Eric Trump, the Quieter Trump
Although he is also involved in the golf business, Eric Trump, 32, was not a public spokesman for the Aberdeen project. He’s long avoided the spotlight and chose Georgetown over the family’s preferred alma mater, University of Pennsylvania. When Eric was a sophomore in college, he was pleased to tell a reporter, “I don’t think I’ve had a person come up to me all year and ask me if I’m in the Trump family.”
Eric was the last of the siblings to appear on his father’s reality TV show The Apprentice, joining the show in 2010. Ivanka joined the show in 2006 and appeared regularly afterwards. Donald Jr. began appearing in 2008. Prior to The Apprentice, Donald Jr. was a judge on televised beauty pageants, which the Trump organization owned.
During the controversy in Scotland, Eric was charged with developing a winery in Vignola and in a charitable organization called the Eric Trump Foundation. Created in 2006, the year he officially joined the family business, the foundation has raised money for the St. Jude’s Children’s Research Hospital.

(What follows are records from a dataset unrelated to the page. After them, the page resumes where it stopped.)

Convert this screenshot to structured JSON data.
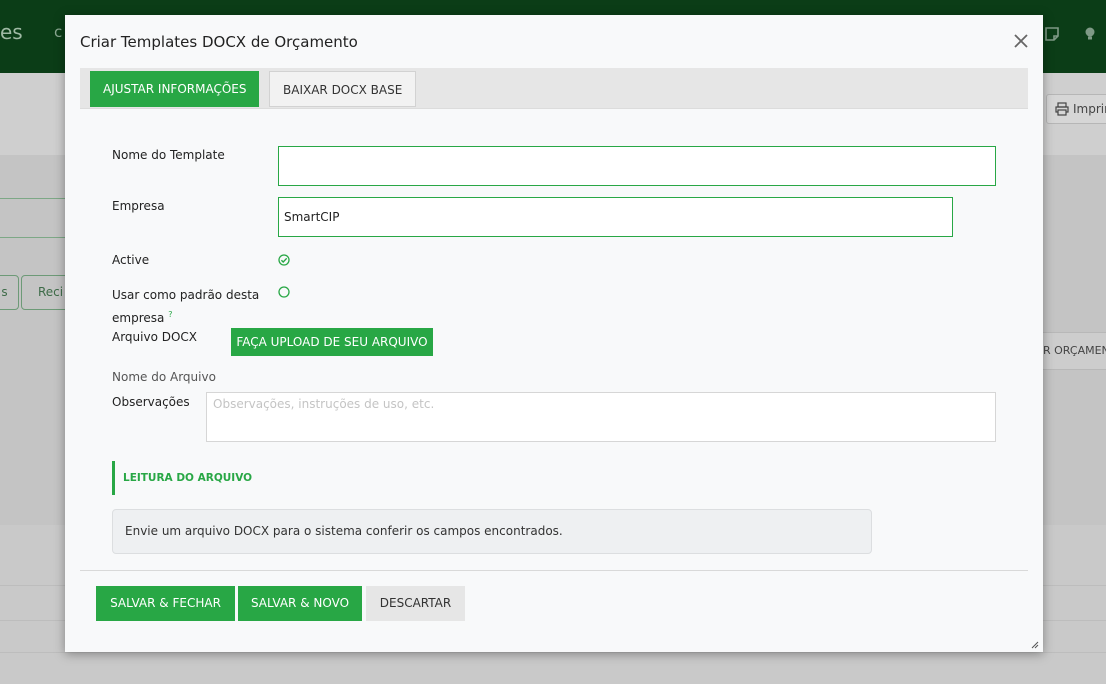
{
  "background": {
    "brand_fragment": "es",
    "brand_c": "c",
    "print_label": "Imprimir",
    "button_fragment_1": "s",
    "button_fragment_2": "Reci",
    "orcamento_label": "R ORÇAMENTO"
  },
  "modal": {
    "title": "Criar Templates DOCX de Orçamento",
    "close_icon": "close-icon",
    "tabs": [
      {
        "label": "AJUSTAR INFORMAÇÕES",
        "active": true
      },
      {
        "label": "BAIXAR DOCX BASE",
        "active": false
      }
    ],
    "form": {
      "template_name_label": "Nome do Template",
      "template_name_value": "",
      "empresa_label": "Empresa",
      "empresa_value": "SmartCIP",
      "active_label": "Active",
      "active_checked": true,
      "default_label": "Usar como padrão desta empresa",
      "default_help": "?",
      "default_checked": false,
      "docx_label": "Arquivo DOCX",
      "upload_label": "FAÇA UPLOAD DE SEU ARQUIVO",
      "filename_label": "Nome do Arquivo",
      "notes_label": "Observações",
      "notes_placeholder": "Observações, instruções de uso, etc."
    },
    "reading_section": {
      "title": "LEITURA DO ARQUIVO",
      "message": "Envie um arquivo DOCX para o sistema conferir os campos encontrados."
    },
    "footer": {
      "save_close": "SALVAR & FECHAR",
      "save_new": "SALVAR & NOVO",
      "discard": "DESCARTAR"
    }
  },
  "colors": {
    "primary_green": "#28a745",
    "topbar_dark": "#0b3d17"
  }
}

This work has distinguished Eric from his brother and sister, who have not been so publicly associated with charity work. (Donald Trump has claimed to have given many millions of his own money to charity, but the Washington Post has found he gave less than $10,000 over seven years. The Post notes that even the Donald J. Trump Foundation — which Trump set up in 1987 to give away his money — show no gifts from Trump himself since 2008.)
Although he lags far behind his siblings when it comes to on-camera experience, Eric Trump recently has begun to put himself more directly into the media fray. And as he has given interviews, he has shown an ability to stay on message, even using Trumpian language.
After Lewandowski’s dismissal, Eric went on Fox News to promote the idea that the relatively tiny campaign team was up to the task of winning. He called the operation “lean” but also “incredibly effective.” Brother Donald Jr. used similar language.
Eric Trump also began to sound a lot like his father as he described President Obama’s leadership as “so, so, so, sad” and he displayed a some Trumpian bravado as he took control of campaign financing without any prior experience in raising political cash. The effort, however, apparently included fundraising appeals to politicians in other countries, which is contrary to federal rules.
However Eric claimed that in a matter of days the campaign had raised more than $10 million. “Money is flying in. The amount of small donations we are getting online is astronomical,” Eric said.
His father, of course, has a well-earned reputation for exaggeration coupled with a tendency to double-down on outrageous statements; his claims are often hard to verify as his business is privately held. And Trump has not released his tax returns.
But, the Trump campaign will have to file finance reports that will show whether Eric Trump was hyping the numbers.
In the meantime, however, he and his brother Donald Jr., as well as Ivanka, can lay claim to roles at the top of the campaign’s leadership ranks. They may not hold formal titles, but they are, as Trump’s offspring, his most trusted operatives. Eric said it well when he announced, “We are fighting as a family and a very fed-up country to build this historic effort, and bring voters to team Trump.” In his statement, Eric gave the family first position. Thus is has always been for the Trump clan, and it will continue to be ‘til November.
Michael D’Antonio is author of The Truth About Trump, published by St. Martin’s Press June 2016.